Work item:
Filter the records, keeping every line that has the string "point".

Page and application data records:

--------------------------------------------------

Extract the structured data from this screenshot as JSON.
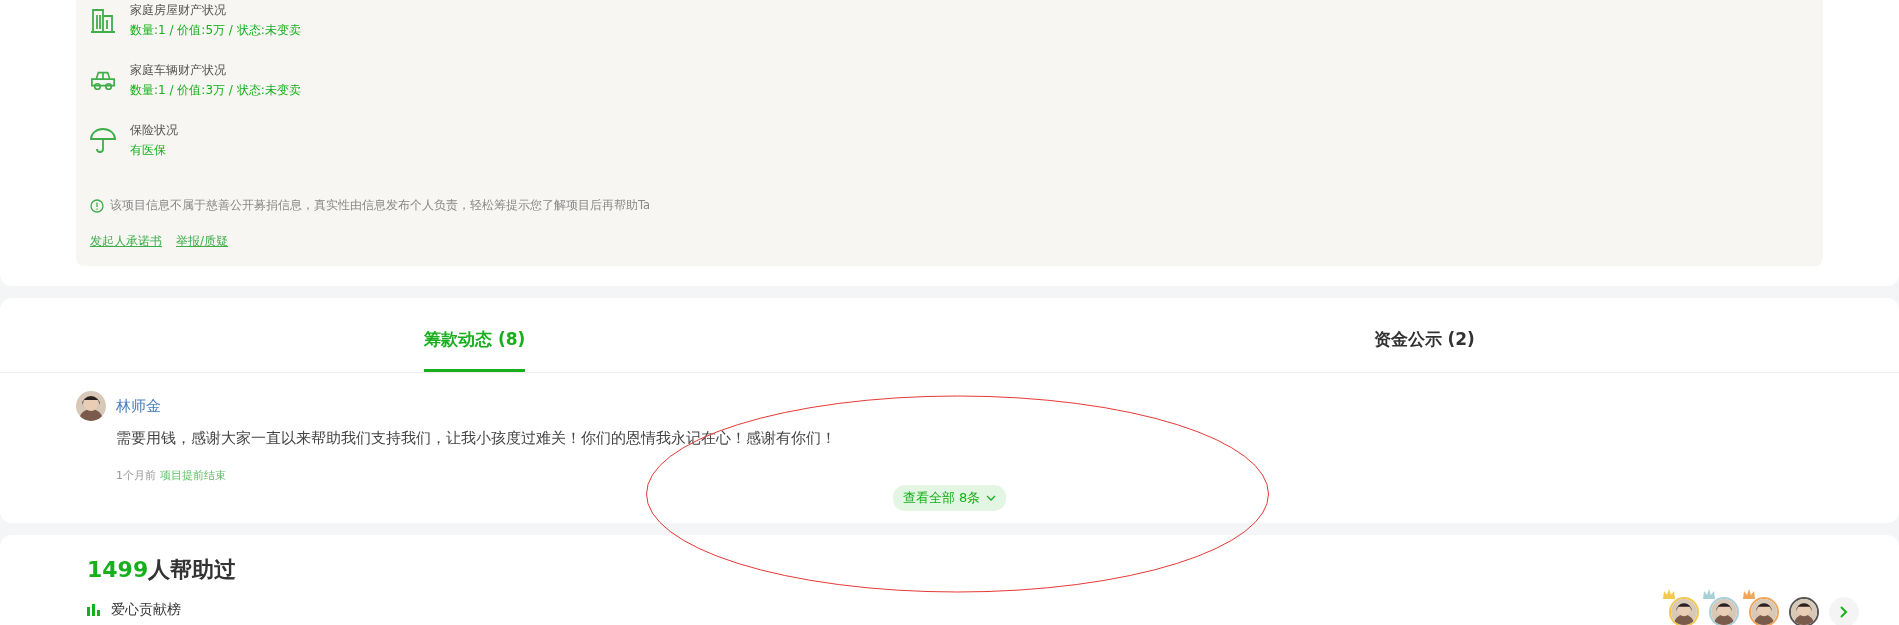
{
  "assets": [
    {
      "kind": "house",
      "label": "家庭房屋财产状况",
      "value": "数量:1 / 价值:5万 / 状态:未变卖"
    },
    {
      "kind": "car",
      "label": "家庭车辆财产状况",
      "value": "数量:1 / 价值:3万 / 状态:未变卖"
    },
    {
      "kind": "umbrella",
      "label": "保险状况",
      "value": "有医保"
    }
  ],
  "notice": "该项目信息不属于慈善公开募捐信息，真实性由信息发布个人负责，轻松筹提示您了解项目后再帮助Ta",
  "links": [
    "发起人承诺书",
    "举报/质疑"
  ],
  "tabs": [
    {
      "label": "筹款动态 (8)",
      "selected": true
    },
    {
      "label": "资金公示 (2)",
      "selected": false
    }
  ],
  "posts": [
    {
      "author": "林师金",
      "text": "需要用钱，感谢大家一直以来帮助我们支持我们，让我小孩度过难关！你们的恩情我永记在心！感谢有你们！",
      "time": "1个月前",
      "tag": "项目提前结束"
    }
  ],
  "view_all": "查看全部 8条",
  "helpers": {
    "count": "1499",
    "suffix": "人帮助过",
    "board_title": "爱心贡献榜",
    "avatars": [
      {
        "color": "#f2c94c",
        "crown": true
      },
      {
        "color": "#a9cfd8",
        "crown": true
      },
      {
        "color": "#f2a65a",
        "crown": true
      },
      {
        "color": "#555555",
        "crown": false
      }
    ]
  }
}
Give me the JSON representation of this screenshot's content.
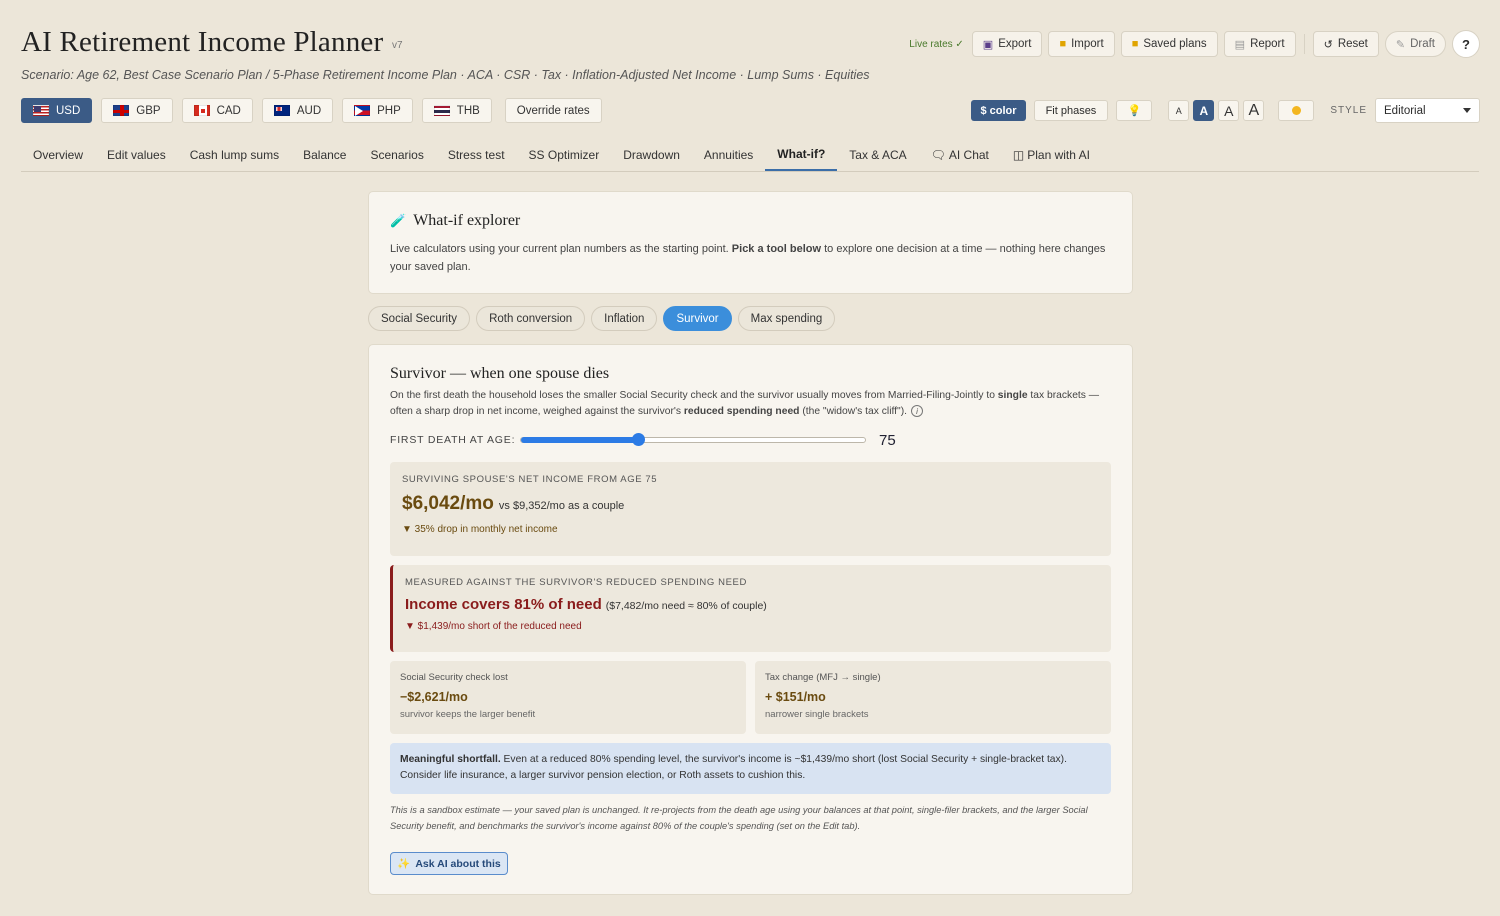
{
  "header": {
    "title": "AI Retirement Income Planner",
    "version": "v7",
    "subtitle": "Scenario: Age 62, Best Case Scenario Plan / 5-Phase Retirement Income Plan · ACA · CSR · Tax · Inflation-Adjusted Net Income · Lump Sums · Equities",
    "live_rates": "Live rates ✓",
    "buttons": {
      "export": "Export",
      "import": "Import",
      "saved_plans": "Saved plans",
      "report": "Report",
      "reset": "Reset",
      "draft": "Draft",
      "help": "?"
    }
  },
  "currencies": [
    {
      "code": "USD",
      "icon": "us-flag-icon",
      "active": true
    },
    {
      "code": "GBP",
      "icon": "gb-flag-icon"
    },
    {
      "code": "CAD",
      "icon": "ca-flag-icon"
    },
    {
      "code": "AUD",
      "icon": "au-flag-icon"
    },
    {
      "code": "PHP",
      "icon": "ph-flag-icon"
    },
    {
      "code": "THB",
      "icon": "th-flag-icon"
    }
  ],
  "override_rates": "Override rates",
  "controls": {
    "dollar_color": "$ color",
    "fit_phases": "Fit phases",
    "font_sizes": [
      "A",
      "A",
      "A",
      "A"
    ],
    "style_label": "STYLE",
    "style_value": "Editorial"
  },
  "nav": {
    "tabs": [
      "Overview",
      "Edit values",
      "Cash lump sums",
      "Balance",
      "Scenarios",
      "Stress test",
      "SS Optimizer",
      "Drawdown",
      "Annuities",
      "What-if?",
      "Tax & ACA",
      "AI Chat",
      "Plan with AI"
    ],
    "active": "What-if?"
  },
  "explorer": {
    "title": "What-if explorer",
    "desc_a": "Live calculators using your current plan numbers as the starting point. ",
    "desc_b": "Pick a tool below",
    "desc_c": " to explore one decision at a time — nothing here changes your saved plan."
  },
  "tools": {
    "items": [
      "Social Security",
      "Roth conversion",
      "Inflation",
      "Survivor",
      "Max spending"
    ],
    "active": "Survivor"
  },
  "survivor": {
    "title": "Survivor — when one spouse dies",
    "desc_a": "On the first death the household loses the smaller Social Security check and the survivor usually moves from Married-Filing-Jointly to ",
    "desc_b": "single",
    "desc_c": " tax brackets — often a sharp drop in net income, weighed against the survivor's ",
    "desc_d": "reduced spending need",
    "desc_e": " (the \"widow's tax cliff\").",
    "slider_label": "FIRST DEATH AT AGE:",
    "slider_value": "75",
    "slider_fraction": 0.34,
    "net_income_caption": "SURVIVING SPOUSE'S NET INCOME FROM AGE 75",
    "net_income": "$6,042/mo",
    "vs_couple": "vs $9,352/mo as a couple",
    "drop": "▼ 35% drop in monthly net income",
    "measured_caption": "MEASURED AGAINST THE SURVIVOR'S REDUCED SPENDING NEED",
    "covers": "Income covers 81% of need",
    "covers_sub": "($7,482/mo need ≈ 80% of couple)",
    "shortfall": "▼ $1,439/mo short of the reduced need",
    "ss_lost_title": "Social Security check lost",
    "ss_lost_value": "−$2,621/mo",
    "ss_lost_sub": "survivor keeps the larger benefit",
    "tax_title": "Tax change (MFJ → single)",
    "tax_value": "+ $151/mo",
    "tax_sub": "narrower single brackets",
    "alert_bold": "Meaningful shortfall.",
    "alert_text": " Even at a reduced 80% spending level, the survivor's income is ~$1,439/mo short (lost Social Security + single-bracket tax). Consider life insurance, a larger survivor pension election, or Roth assets to cushion this.",
    "note": "This is a sandbox estimate — your saved plan is unchanged. It re-projects from the death age using your balances at that point, single-filer brackets, and the larger Social Security benefit, and benchmarks the survivor's income against 80% of the couple's spending (set on the Edit tab).",
    "ask_ai": "Ask AI about this"
  },
  "colors": {
    "accent": "#3b5b86",
    "tab_blue": "#3b8edb",
    "warning_brown": "#6a4b10",
    "danger_red": "#8a1c1c",
    "alert_bg": "#d8e3f2"
  }
}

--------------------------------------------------

Exercise solution:
    "desc_a": "Live calculators using your current plan numbers as the starting point. ",
    "note": "This is a sandbox estimate — your saved plan is unchanged. It re-projects from the death age using your balances at that point, single-filer brackets, and the larger Social Security benefit, and benchmarks the survivor's income against 80% of the couple's spending (set on the Edit tab).",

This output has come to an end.